BEGIN EXERCISE INPUTS

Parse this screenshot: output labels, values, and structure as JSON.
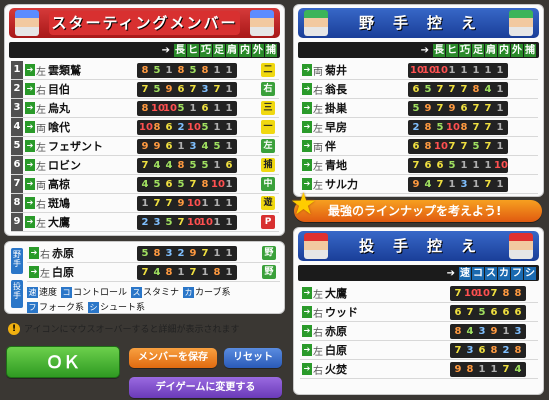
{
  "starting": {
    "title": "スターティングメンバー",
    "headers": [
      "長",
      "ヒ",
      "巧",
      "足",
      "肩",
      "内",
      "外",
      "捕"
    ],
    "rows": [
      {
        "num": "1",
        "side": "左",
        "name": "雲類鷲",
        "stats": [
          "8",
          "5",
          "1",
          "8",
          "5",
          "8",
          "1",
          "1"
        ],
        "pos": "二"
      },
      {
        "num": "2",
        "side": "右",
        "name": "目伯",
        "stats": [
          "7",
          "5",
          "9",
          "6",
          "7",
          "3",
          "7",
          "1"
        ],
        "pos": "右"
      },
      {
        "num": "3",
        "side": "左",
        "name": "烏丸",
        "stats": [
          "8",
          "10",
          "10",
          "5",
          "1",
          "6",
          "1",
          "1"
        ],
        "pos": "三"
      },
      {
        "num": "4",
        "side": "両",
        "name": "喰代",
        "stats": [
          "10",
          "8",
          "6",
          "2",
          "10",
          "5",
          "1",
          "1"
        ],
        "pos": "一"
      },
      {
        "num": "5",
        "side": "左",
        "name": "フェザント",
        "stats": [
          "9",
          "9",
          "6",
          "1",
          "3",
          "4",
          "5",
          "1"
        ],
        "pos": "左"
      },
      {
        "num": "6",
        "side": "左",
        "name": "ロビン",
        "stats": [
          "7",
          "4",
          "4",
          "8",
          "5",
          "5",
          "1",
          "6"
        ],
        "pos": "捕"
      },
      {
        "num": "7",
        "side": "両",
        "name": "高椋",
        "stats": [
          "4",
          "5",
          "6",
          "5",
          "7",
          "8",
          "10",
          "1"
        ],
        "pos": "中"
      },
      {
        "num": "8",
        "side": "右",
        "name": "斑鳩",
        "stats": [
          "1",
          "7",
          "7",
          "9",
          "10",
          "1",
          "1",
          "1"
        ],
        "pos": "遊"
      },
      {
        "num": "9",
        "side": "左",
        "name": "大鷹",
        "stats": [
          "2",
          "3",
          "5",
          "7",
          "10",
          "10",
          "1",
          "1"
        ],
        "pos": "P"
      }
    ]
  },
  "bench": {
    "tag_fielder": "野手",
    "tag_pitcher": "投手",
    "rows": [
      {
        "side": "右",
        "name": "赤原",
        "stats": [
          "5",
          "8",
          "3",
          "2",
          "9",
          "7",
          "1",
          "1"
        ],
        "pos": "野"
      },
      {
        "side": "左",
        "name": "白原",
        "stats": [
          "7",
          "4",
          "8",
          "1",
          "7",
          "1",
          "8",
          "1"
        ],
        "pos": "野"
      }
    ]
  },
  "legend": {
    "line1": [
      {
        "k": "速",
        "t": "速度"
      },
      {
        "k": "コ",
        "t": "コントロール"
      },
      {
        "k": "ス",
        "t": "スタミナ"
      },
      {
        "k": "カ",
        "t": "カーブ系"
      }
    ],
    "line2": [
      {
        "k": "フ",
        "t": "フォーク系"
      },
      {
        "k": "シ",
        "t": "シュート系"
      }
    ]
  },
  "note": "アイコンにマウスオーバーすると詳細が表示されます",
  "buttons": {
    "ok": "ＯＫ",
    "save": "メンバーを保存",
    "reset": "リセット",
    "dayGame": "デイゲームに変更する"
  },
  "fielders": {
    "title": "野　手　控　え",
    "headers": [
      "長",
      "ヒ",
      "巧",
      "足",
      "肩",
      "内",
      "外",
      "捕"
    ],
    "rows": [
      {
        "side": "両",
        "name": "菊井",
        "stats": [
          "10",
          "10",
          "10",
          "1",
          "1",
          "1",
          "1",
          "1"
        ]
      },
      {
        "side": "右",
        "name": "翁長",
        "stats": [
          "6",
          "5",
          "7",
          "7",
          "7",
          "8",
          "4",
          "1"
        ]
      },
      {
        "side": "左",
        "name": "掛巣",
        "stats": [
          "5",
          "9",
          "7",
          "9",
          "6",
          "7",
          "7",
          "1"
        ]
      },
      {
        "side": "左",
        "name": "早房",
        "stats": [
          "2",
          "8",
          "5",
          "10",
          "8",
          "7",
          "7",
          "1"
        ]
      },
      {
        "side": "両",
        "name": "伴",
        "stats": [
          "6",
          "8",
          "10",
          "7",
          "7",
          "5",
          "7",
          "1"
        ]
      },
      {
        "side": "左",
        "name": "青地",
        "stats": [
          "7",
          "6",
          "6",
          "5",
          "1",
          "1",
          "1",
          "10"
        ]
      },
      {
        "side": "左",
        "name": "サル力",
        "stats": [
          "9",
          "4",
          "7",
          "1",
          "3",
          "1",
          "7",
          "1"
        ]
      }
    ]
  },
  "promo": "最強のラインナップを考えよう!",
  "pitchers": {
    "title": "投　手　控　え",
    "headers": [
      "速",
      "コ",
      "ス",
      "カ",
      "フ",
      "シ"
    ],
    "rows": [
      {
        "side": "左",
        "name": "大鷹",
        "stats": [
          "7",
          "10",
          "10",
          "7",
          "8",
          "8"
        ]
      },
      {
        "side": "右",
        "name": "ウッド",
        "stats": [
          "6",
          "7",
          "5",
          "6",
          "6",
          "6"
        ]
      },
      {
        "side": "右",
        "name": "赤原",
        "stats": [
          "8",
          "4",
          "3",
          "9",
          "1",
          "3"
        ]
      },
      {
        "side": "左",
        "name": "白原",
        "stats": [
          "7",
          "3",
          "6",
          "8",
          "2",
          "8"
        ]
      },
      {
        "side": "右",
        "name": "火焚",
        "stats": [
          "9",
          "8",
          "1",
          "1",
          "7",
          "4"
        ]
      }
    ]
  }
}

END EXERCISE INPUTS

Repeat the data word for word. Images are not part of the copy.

Parse this screenshot: output labels, values, and structure as JSON.
{
  "starting": {
    "title": "スターティングメンバー",
    "headers": [
      "長",
      "ヒ",
      "巧",
      "足",
      "肩",
      "内",
      "外",
      "捕"
    ],
    "rows": [
      {
        "num": "1",
        "side": "左",
        "name": "雲類鷲",
        "stats": [
          "8",
          "5",
          "1",
          "8",
          "5",
          "8",
          "1",
          "1"
        ],
        "pos": "二"
      },
      {
        "num": "2",
        "side": "右",
        "name": "目伯",
        "stats": [
          "7",
          "5",
          "9",
          "6",
          "7",
          "3",
          "7",
          "1"
        ],
        "pos": "右"
      },
      {
        "num": "3",
        "side": "左",
        "name": "烏丸",
        "stats": [
          "8",
          "10",
          "10",
          "5",
          "1",
          "6",
          "1",
          "1"
        ],
        "pos": "三"
      },
      {
        "num": "4",
        "side": "両",
        "name": "喰代",
        "stats": [
          "10",
          "8",
          "6",
          "2",
          "10",
          "5",
          "1",
          "1"
        ],
        "pos": "一"
      },
      {
        "num": "5",
        "side": "左",
        "name": "フェザント",
        "stats": [
          "9",
          "9",
          "6",
          "1",
          "3",
          "4",
          "5",
          "1"
        ],
        "pos": "左"
      },
      {
        "num": "6",
        "side": "左",
        "name": "ロビン",
        "stats": [
          "7",
          "4",
          "4",
          "8",
          "5",
          "5",
          "1",
          "6"
        ],
        "pos": "捕"
      },
      {
        "num": "7",
        "side": "両",
        "name": "高椋",
        "stats": [
          "4",
          "5",
          "6",
          "5",
          "7",
          "8",
          "10",
          "1"
        ],
        "pos": "中"
      },
      {
        "num": "8",
        "side": "右",
        "name": "斑鳩",
        "stats": [
          "1",
          "7",
          "7",
          "9",
          "10",
          "1",
          "1",
          "1"
        ],
        "pos": "遊"
      },
      {
        "num": "9",
        "side": "左",
        "name": "大鷹",
        "stats": [
          "2",
          "3",
          "5",
          "7",
          "10",
          "10",
          "1",
          "1"
        ],
        "pos": "P"
      }
    ]
  },
  "bench": {
    "tag_fielder": "野手",
    "tag_pitcher": "投手",
    "rows": [
      {
        "side": "右",
        "name": "赤原",
        "stats": [
          "5",
          "8",
          "3",
          "2",
          "9",
          "7",
          "1",
          "1"
        ],
        "pos": "野"
      },
      {
        "side": "左",
        "name": "白原",
        "stats": [
          "7",
          "4",
          "8",
          "1",
          "7",
          "1",
          "8",
          "1"
        ],
        "pos": "野"
      }
    ]
  },
  "legend": {
    "line1": [
      {
        "k": "速",
        "t": "速度"
      },
      {
        "k": "コ",
        "t": "コントロール"
      },
      {
        "k": "ス",
        "t": "スタミナ"
      },
      {
        "k": "カ",
        "t": "カーブ系"
      }
    ],
    "line2": [
      {
        "k": "フ",
        "t": "フォーク系"
      },
      {
        "k": "シ",
        "t": "シュート系"
      }
    ]
  },
  "note": "アイコンにマウスオーバーすると詳細が表示されます",
  "buttons": {
    "ok": "ＯＫ",
    "save": "メンバーを保存",
    "reset": "リセット",
    "dayGame": "デイゲームに変更する"
  },
  "fielders": {
    "title": "野　手　控　え",
    "headers": [
      "長",
      "ヒ",
      "巧",
      "足",
      "肩",
      "内",
      "外",
      "捕"
    ],
    "rows": [
      {
        "side": "両",
        "name": "菊井",
        "stats": [
          "10",
          "10",
          "10",
          "1",
          "1",
          "1",
          "1",
          "1"
        ]
      },
      {
        "side": "右",
        "name": "翁長",
        "stats": [
          "6",
          "5",
          "7",
          "7",
          "7",
          "8",
          "4",
          "1"
        ]
      },
      {
        "side": "左",
        "name": "掛巣",
        "stats": [
          "5",
          "9",
          "7",
          "9",
          "6",
          "7",
          "7",
          "1"
        ]
      },
      {
        "side": "左",
        "name": "早房",
        "stats": [
          "2",
          "8",
          "5",
          "10",
          "8",
          "7",
          "7",
          "1"
        ]
      },
      {
        "side": "両",
        "name": "伴",
        "stats": [
          "6",
          "8",
          "10",
          "7",
          "7",
          "5",
          "7",
          "1"
        ]
      },
      {
        "side": "左",
        "name": "青地",
        "stats": [
          "7",
          "6",
          "6",
          "5",
          "1",
          "1",
          "1",
          "10"
        ]
      },
      {
        "side": "左",
        "name": "サル力",
        "stats": [
          "9",
          "4",
          "7",
          "1",
          "3",
          "1",
          "7",
          "1"
        ]
      }
    ]
  },
  "promo": "最強のラインナップを考えよう!",
  "pitchers": {
    "title": "投　手　控　え",
    "headers": [
      "速",
      "コ",
      "ス",
      "カ",
      "フ",
      "シ"
    ],
    "rows": [
      {
        "side": "左",
        "name": "大鷹",
        "stats": [
          "7",
          "10",
          "10",
          "7",
          "8",
          "8"
        ]
      },
      {
        "side": "右",
        "name": "ウッド",
        "stats": [
          "6",
          "7",
          "5",
          "6",
          "6",
          "6"
        ]
      },
      {
        "side": "右",
        "name": "赤原",
        "stats": [
          "8",
          "4",
          "3",
          "9",
          "1",
          "3"
        ]
      },
      {
        "side": "左",
        "name": "白原",
        "stats": [
          "7",
          "3",
          "6",
          "8",
          "2",
          "8"
        ]
      },
      {
        "side": "右",
        "name": "火焚",
        "stats": [
          "9",
          "8",
          "1",
          "1",
          "7",
          "4"
        ]
      }
    ]
  }
}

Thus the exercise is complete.